Saturday, November 22, 2014

quantum solution to the arrow of time dilemma?

physorg |  Entropy can decrease, according to a new proposal - but the process would destroy any evidence of its existence, and erase any memory an observer might have of it. It sounds like the plot to a weird sci-fi movie, but the idea has recently been suggested by theoretical physicist Lorenzo Maccone, currently a visiting scientist at MIT, in an attempt to solve a longstanding paradox in physics.
The laws of physics, which describe everything from electricity to moving objects to energy conservation, are time-invariant. That is, the laws still hold if time is reversed. However, this time reversal symmetry is in direct contrast with everyday phenomena, where it’s obvious that time moves forward and not backward. For example, when milk is spilt, it can’t flow back up into the glass, and when pots are broken, their pieces can’t shatter back together. This irreversibility is formalized through the second law of thermodynamics, which says that entropy always increases or stays the same, but never decreases.

This contrast has created a reversibility paradox, also called Loschmidt’s paradox, which scientists have been trying to understand since Johann Loschmidt began considering the problem in 1876. Scientists have proposed many solutions to the conundrum, from trying to embed irreversibility in physical laws to postulating low-entropy initial states.

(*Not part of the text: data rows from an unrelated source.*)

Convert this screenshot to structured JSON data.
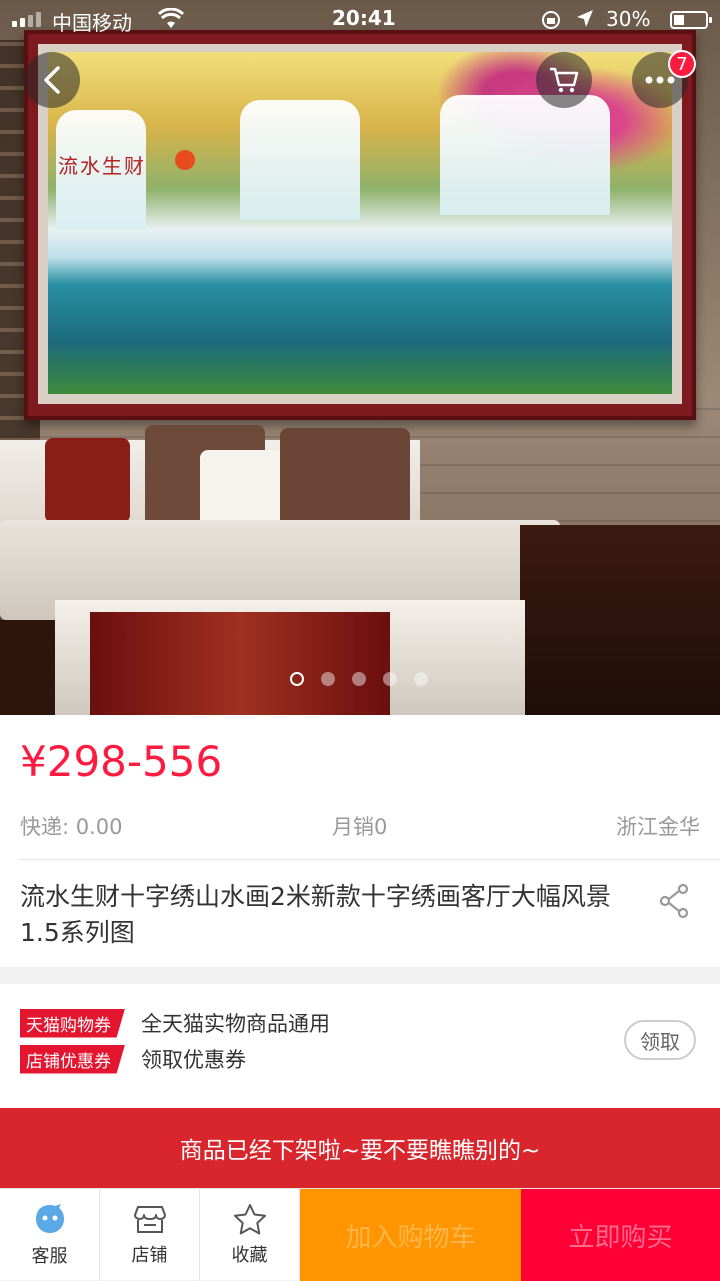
{
  "status_bar": {
    "carrier": "中国移动",
    "time": "20:41",
    "battery": "30%",
    "battery_level": 0.3
  },
  "header": {
    "back_icon": "chevron-left-icon",
    "cart_icon": "shopping-cart-icon",
    "more_icon": "more-dots-icon",
    "more_badge": "7"
  },
  "gallery": {
    "painting_title": "流水生财",
    "slide_count": 5,
    "active_slide": 1
  },
  "product": {
    "price": "¥298-556",
    "shipping": "快递: 0.00",
    "monthly_sales": "月销0",
    "location": "浙江金华",
    "title": "流水生财十字绣山水画2米新款十字绣画客厅大幅风景1.5系列图",
    "share_icon": "share-icon"
  },
  "coupons": {
    "items": [
      {
        "tag": "天猫购物券",
        "text": "全天猫实物商品通用"
      },
      {
        "tag": "店铺优惠券",
        "text": "领取优惠券"
      }
    ],
    "get_label": "领取"
  },
  "notice": {
    "text": "商品已经下架啦~要不要瞧瞧别的~"
  },
  "bottom_bar": {
    "service": {
      "label": "客服",
      "icon": "customer-service-icon"
    },
    "shop": {
      "label": "店铺",
      "icon": "store-icon"
    },
    "favorite": {
      "label": "收藏",
      "icon": "star-icon"
    },
    "add_to_cart": "加入购物车",
    "buy_now": "立即购买"
  },
  "colors": {
    "price": "#ff1a40",
    "banner": "#d9262c",
    "add_to_cart_bg": "#ff9500",
    "buy_now_bg": "#ff0036"
  }
}
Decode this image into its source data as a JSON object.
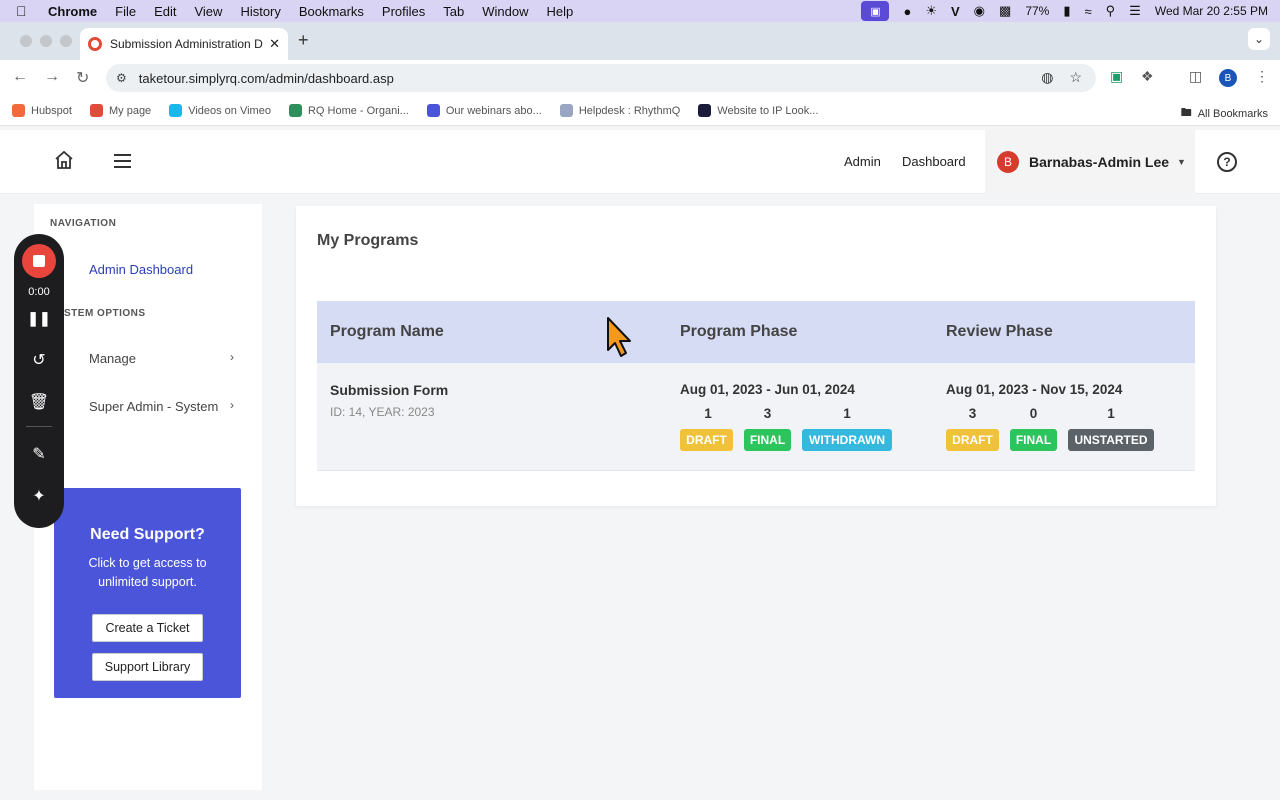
{
  "menubar": {
    "app": "Chrome",
    "items": [
      "File",
      "Edit",
      "View",
      "History",
      "Bookmarks",
      "Profiles",
      "Tab",
      "Window",
      "Help"
    ],
    "battery": "77%",
    "datetime": "Wed Mar 20  2:55 PM"
  },
  "browser": {
    "tab_title": "Submission Administration Da",
    "url": "taketour.simplyrq.com/admin/dashboard.asp",
    "profile_initial": "B",
    "bookmarks": [
      {
        "label": "Hubspot",
        "color": "#f26a3b"
      },
      {
        "label": "My page",
        "color": "#e04b3a"
      },
      {
        "label": "Videos on Vimeo",
        "color": "#1ab7ea"
      },
      {
        "label": "RQ Home - Organi...",
        "color": "#2f8f5b"
      },
      {
        "label": "Our webinars abo...",
        "color": "#4b55d9"
      },
      {
        "label": "Helpdesk : RhythmQ",
        "color": "#9aa5c2"
      },
      {
        "label": "Website to IP Look...",
        "color": "#1a1a3a"
      }
    ],
    "all_bookmarks": "All Bookmarks"
  },
  "header": {
    "links": [
      "Admin",
      "Dashboard"
    ],
    "user_initial": "B",
    "user_name": "Barnabas-Admin Lee"
  },
  "sidebar": {
    "nav_heading": "NAVIGATION",
    "active_item": "Admin Dashboard",
    "options_heading": "STEM OPTIONS",
    "items": [
      "Manage",
      "Super Admin - System"
    ],
    "support": {
      "title": "Need Support?",
      "desc": "Click to get access to unlimited support.",
      "btn_ticket": "Create a Ticket",
      "btn_library": "Support Library"
    }
  },
  "recorder": {
    "time": "0:00"
  },
  "main": {
    "title": "My Programs",
    "columns": [
      "Program Name",
      "Program Phase",
      "Review Phase"
    ],
    "rows": [
      {
        "name": "Submission Form",
        "meta": "ID: 14, YEAR: 2023",
        "program_phase": {
          "dates": "Aug 01, 2023 - Jun 01, 2024",
          "counts": [
            "1",
            "3",
            "1"
          ],
          "badges": [
            "DRAFT",
            "FINAL",
            "WITHDRAWN"
          ]
        },
        "review_phase": {
          "dates": "Aug 01, 2023 - Nov 15, 2024",
          "counts": [
            "3",
            "0",
            "1"
          ],
          "badges": [
            "DRAFT",
            "FINAL",
            "UNSTARTED"
          ]
        }
      }
    ]
  }
}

Maccone’s idea, published in a recent issue of , is a completely new approach to the paradox, based on the assumption that is valid at all scales. He theoretically shows that entropy can both increase and decrease, but that it must always increase for phenomena that leave a trail of information behind. Entropy can decrease for certain phenomena (when correlated with an observer), but these phenomena won’t leave any information of their having happened. For these situations, it’s like the phenomena never happened at all, since they leave no evidence. As Maccone explains, the second law of thermodynamics is then reduced to a mere tautology: physics cannot study processes where entropy has decreased, due to a complete absence of information. The solution allows for time-reversible phenomena to exist (in agreement with the laws of physics), but not be observable (in agreement with the second law of thermodynamics).

In his study, Maccone presents two thought experiments to illustrate this idea, followed by an analytical derivation. He describes two situations where entropy decreases and all records of it are permanently erased. In both scenarios, the entropy in the systems first increases and then decreases, but the decrease is accompanied by an erasure of any memory of its occurrence. The key to entropy decrease in the first place is a correlation between the observer and the phenomenon in question. As Maccone explains, when an interaction occurs between an observer and an observed phenomenon that decreases the entropy of the correlated observer-observed system, the interaction must also reduce their quantum mutual information. When this information is destroyed, the observer’s memory is destroyed along with it.